by Melissa Ardery, Published March 12, 2013
YPSILANTI - Gov. Rick Snyder has reappointed Tsu-Yin Wu, a professor in Eastern Michigan University's School of Nursing, to the state's Asian Pacific American Affairs Commission.
Wu is the Ph.D. program director for Eastern's School of Nursing, and director of the Healthy Asian Americans Project (HAAP), an innovative program established in 1996. She joins four other professionals appointed by the governor to the commission.
The 21-member state commission, which meets four times per year, works toward equal participation of Asian Pacific Americans in Michigan.
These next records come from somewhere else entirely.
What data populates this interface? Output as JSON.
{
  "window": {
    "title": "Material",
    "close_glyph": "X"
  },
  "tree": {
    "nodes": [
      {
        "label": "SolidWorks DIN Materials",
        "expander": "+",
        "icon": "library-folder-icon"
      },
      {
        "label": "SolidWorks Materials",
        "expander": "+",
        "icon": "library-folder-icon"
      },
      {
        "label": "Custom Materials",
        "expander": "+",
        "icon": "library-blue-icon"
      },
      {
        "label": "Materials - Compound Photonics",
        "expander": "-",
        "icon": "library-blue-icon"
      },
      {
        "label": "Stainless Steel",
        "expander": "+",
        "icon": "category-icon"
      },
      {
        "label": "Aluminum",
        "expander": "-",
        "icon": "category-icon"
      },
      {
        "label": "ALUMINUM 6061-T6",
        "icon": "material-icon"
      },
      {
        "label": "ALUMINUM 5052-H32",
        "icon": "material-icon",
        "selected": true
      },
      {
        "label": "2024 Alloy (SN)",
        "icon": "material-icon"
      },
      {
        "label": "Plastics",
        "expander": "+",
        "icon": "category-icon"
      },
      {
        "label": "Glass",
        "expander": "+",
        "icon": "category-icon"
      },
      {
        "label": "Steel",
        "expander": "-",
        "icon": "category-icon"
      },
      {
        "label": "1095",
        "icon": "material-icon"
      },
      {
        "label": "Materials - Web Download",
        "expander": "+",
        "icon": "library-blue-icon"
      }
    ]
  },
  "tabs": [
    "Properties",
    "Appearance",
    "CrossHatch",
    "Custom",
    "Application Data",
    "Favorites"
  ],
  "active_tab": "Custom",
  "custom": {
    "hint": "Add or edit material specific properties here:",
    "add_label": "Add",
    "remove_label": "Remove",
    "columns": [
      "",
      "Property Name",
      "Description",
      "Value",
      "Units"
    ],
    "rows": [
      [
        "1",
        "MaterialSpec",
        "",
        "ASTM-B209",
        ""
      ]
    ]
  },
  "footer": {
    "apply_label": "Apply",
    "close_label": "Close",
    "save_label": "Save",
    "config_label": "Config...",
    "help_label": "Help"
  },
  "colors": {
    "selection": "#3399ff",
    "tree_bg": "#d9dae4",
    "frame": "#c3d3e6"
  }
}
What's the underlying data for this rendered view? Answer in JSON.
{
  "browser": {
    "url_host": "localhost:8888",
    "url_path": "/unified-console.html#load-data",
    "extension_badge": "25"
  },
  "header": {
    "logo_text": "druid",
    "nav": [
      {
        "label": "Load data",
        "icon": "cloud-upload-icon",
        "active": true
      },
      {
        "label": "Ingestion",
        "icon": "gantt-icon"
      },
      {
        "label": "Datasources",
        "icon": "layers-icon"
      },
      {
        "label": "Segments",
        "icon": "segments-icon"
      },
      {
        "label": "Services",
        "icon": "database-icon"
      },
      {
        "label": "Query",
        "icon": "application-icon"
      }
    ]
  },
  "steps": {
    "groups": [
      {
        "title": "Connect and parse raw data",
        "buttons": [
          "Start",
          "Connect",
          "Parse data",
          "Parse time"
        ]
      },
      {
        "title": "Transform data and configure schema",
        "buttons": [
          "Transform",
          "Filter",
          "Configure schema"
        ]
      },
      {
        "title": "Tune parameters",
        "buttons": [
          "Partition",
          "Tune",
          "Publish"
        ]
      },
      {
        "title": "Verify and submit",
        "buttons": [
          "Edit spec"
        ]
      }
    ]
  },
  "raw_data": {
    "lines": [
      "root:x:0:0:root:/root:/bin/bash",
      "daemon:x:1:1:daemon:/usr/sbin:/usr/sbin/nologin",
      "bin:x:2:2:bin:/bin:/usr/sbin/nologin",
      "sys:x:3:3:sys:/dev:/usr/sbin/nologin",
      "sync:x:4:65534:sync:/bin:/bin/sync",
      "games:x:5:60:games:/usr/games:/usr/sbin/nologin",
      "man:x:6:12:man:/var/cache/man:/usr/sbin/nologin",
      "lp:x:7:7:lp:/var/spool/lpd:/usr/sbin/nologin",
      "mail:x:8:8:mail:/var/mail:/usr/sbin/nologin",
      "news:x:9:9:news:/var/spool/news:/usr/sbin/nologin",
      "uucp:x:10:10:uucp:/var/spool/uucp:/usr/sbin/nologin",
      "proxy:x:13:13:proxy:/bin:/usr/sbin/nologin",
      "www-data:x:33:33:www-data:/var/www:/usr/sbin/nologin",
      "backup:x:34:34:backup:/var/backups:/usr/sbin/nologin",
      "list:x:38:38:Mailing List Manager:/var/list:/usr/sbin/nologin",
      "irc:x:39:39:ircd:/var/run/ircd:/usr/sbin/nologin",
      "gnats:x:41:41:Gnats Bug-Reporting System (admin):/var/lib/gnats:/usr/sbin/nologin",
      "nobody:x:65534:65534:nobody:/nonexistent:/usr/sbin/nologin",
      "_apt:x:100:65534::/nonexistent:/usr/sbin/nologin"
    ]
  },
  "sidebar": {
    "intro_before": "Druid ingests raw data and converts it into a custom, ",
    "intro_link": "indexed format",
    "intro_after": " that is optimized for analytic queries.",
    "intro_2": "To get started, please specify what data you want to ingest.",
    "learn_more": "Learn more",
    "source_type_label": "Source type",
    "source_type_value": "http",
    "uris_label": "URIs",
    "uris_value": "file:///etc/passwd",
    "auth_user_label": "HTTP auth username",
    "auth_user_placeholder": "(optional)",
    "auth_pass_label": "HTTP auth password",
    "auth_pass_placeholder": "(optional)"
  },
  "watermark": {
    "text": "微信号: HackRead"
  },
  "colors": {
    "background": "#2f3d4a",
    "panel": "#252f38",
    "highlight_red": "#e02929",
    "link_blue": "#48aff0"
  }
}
Wu, a resident of Ann Arbor, will serve a four-year term that expires Nov. 30, 2016.
"These appointees bring years of diverse and outstanding experiences to the commission," said Snyder in a press release. "They are great choices for these roles and I am thankful for their willingness to serve."
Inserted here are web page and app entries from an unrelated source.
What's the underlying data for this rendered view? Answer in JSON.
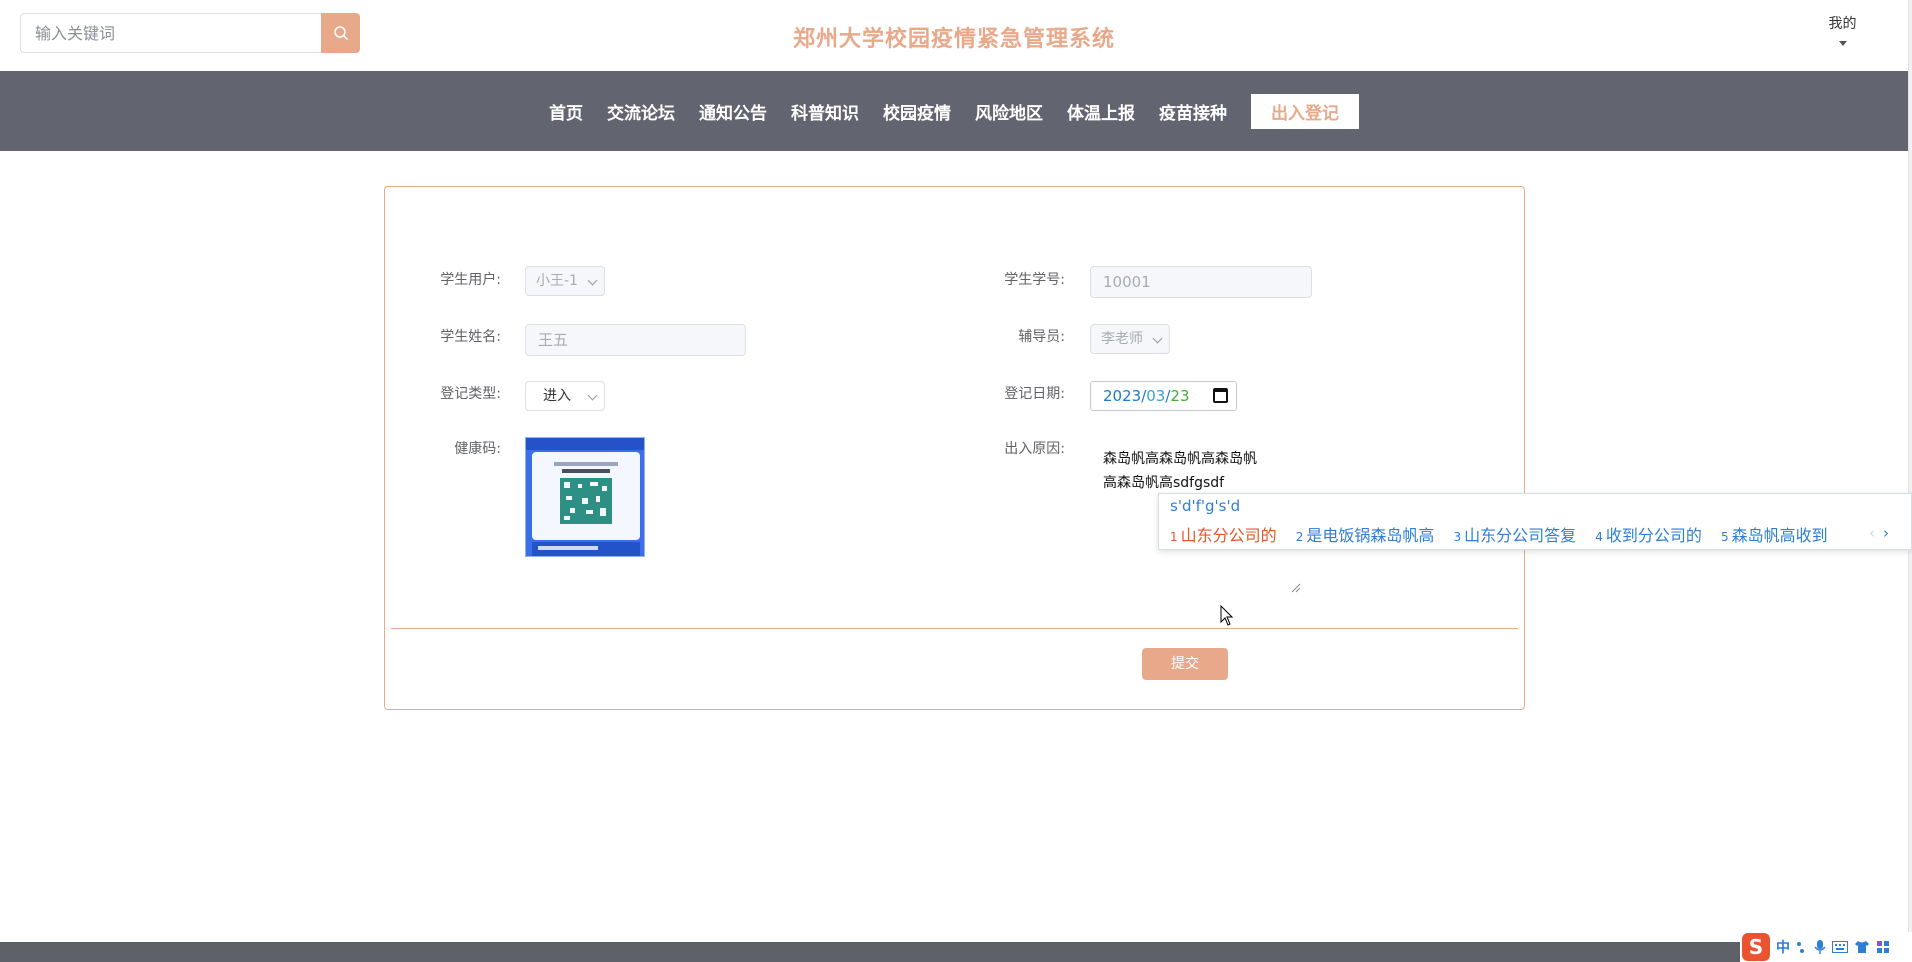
{
  "header": {
    "search_placeholder": "输入关键词",
    "site_title": "郑州大学校园疫情紧急管理系统",
    "user_menu_label": "我的"
  },
  "nav": {
    "items": [
      "首页",
      "交流论坛",
      "通知公告",
      "科普知识",
      "校园疫情",
      "风险地区",
      "体温上报",
      "疫苗接种"
    ],
    "active_label": "出入登记"
  },
  "form": {
    "student_user_label": "学生用户:",
    "student_user_value": "小王-1",
    "student_id_label": "学生学号:",
    "student_id_value": "10001",
    "student_name_label": "学生姓名:",
    "student_name_value": "王五",
    "counselor_label": "辅导员:",
    "counselor_value": "李老师",
    "reg_type_label": "登记类型:",
    "reg_type_value": "进入",
    "reg_date_label": "登记日期:",
    "reg_date": {
      "year": "2023",
      "month": "03",
      "day": "23"
    },
    "health_code_label": "健康码:",
    "reason_label": "出入原因:",
    "reason_value": "森岛帆高森岛帆高森岛帆\n高森岛帆高sdfgsdf",
    "submit_label": "提交"
  },
  "ime": {
    "composition": "s'd'f'g's'd",
    "candidates": [
      {
        "num": "1",
        "text": "山东分公司的"
      },
      {
        "num": "2",
        "text": "是电饭锅森岛帆高"
      },
      {
        "num": "3",
        "text": "山东分公司答复"
      },
      {
        "num": "4",
        "text": "收到分公司的"
      },
      {
        "num": "5",
        "text": "森岛帆高收到"
      }
    ],
    "prev_arrow": "‹",
    "next_arrow": "›",
    "toolbar_logo": "S",
    "toolbar_mode": "中"
  },
  "colors": {
    "accent": "#e8a98b",
    "nav_bg": "#626570",
    "ime_blue": "#2f7ed6",
    "ime_highlight": "#e2582b"
  }
}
The commission develops unified policies and a plan of action to serve the needs of the state's Asian population, and advises the governor and the legislature on the coordination and administration of specific state programs.
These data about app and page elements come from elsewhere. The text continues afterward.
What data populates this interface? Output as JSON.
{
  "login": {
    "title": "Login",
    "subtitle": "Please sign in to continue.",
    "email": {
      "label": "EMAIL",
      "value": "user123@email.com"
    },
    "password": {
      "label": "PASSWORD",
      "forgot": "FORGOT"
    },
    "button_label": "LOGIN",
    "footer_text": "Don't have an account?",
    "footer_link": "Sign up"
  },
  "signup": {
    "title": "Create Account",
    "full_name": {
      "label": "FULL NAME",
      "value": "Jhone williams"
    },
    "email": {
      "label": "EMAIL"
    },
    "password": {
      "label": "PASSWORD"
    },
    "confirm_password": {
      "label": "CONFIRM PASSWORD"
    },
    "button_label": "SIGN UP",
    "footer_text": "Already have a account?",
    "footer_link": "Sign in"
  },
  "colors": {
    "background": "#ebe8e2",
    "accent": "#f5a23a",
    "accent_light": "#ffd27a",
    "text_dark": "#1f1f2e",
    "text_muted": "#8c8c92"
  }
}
"This reappointment serves as a platform for me to convey what we are discovering in the community with regards to Asian Americans in Michigan and state government," says Wu. "I have an opportunity to continue to be a strong advocate for Asian Americans, and professionally I am able to represent the voice of nursing on this commission."
Wu's work as HAAP director also has prepared her for her work on the commission, she says, because she understands the issues facing Asian American women and breast cancer.
In 2002, Wu found a lump in her breast that eventually was diagnosed as benign. After consulting with numerous physicians, she finally found a doctor who would conduct a thorough screening.
"Many doctors were telling me that since I am Asian and under the age of 40, chances were so low that the lump was malignant, and there was no reason to do a screening," Wu said. "But I needed to know for sure."
The lack of screening within the Asian American population and her own situation prompted Wu to develop HAAP. HAAP provides training for physicians, and an educational outreach program to Asian American women in an effort to encourage them to be proactive about their health, especially when it comes to breast cancer.
"As a nurse, and bilingual Asian American, if I was having a hard time advocating for myself, I knew there were others," said Wu.
"When you are feeling fine, the idea of going to a doctor and facing cultural obstacles and language barriers seems exhausting," says Wu, "but that is when we need to be going to the doctor. Many Asian Americans wait until it is absolutely necessary, which is too often too late."
Wu also has reached out to women in China who face the same issues as Asian Americans. In 2012, HAAP received an investment from the Susan G Komen Foundation to begin an international initiative in China and Taiwan.
"The need is there," Wu said. "Cancer develops at a younger age for Asian women, and there is a lack of education and screening for cancer control."
The framework is similar to what Wu began in Michigan. The program trains local women, usually cancer survivors, to become lay health advisers who promote education and advocate early detection.
"We've also trained more than 300 physicians to perform breast cancer screenings in the more rural regions of China," Wu said. "Nearly 6,000 women will benefit from the education and screenings."
The project is currently underway in the cities of Xian, and Shanghai, but Wu hopes to convince other agencies, like the Komen foundation, to recognize the need to expand the program into more regions.
As a member of the state commission, Wu looks forward to making a difference in the Asian American community.
"The commission hopes to continue to provide a voice for underserved Asian Americans, and bridge the gap between community and government," Wu said.
According to Wu, the commission's goals for this term include looking into other areas such as mental health.
"We want to talk with Asian American families in Michigan, and listen to their experiences," said Wu. "We want to discover where intervention may be needed as young students tackle a variety of issues such as bullying or racial discrimination."
Wu received a bachelor's degree in nursing from Yang-Ming University in Taiwan, and a master's degree and Ph.D. in nursing, both from the University of Michigan. She completed her postdoctoral fellowship with the University of Michigan Interdisciplinary Women's Health program.
For more information visit the Eastern Michigan University School of Nursing homepage.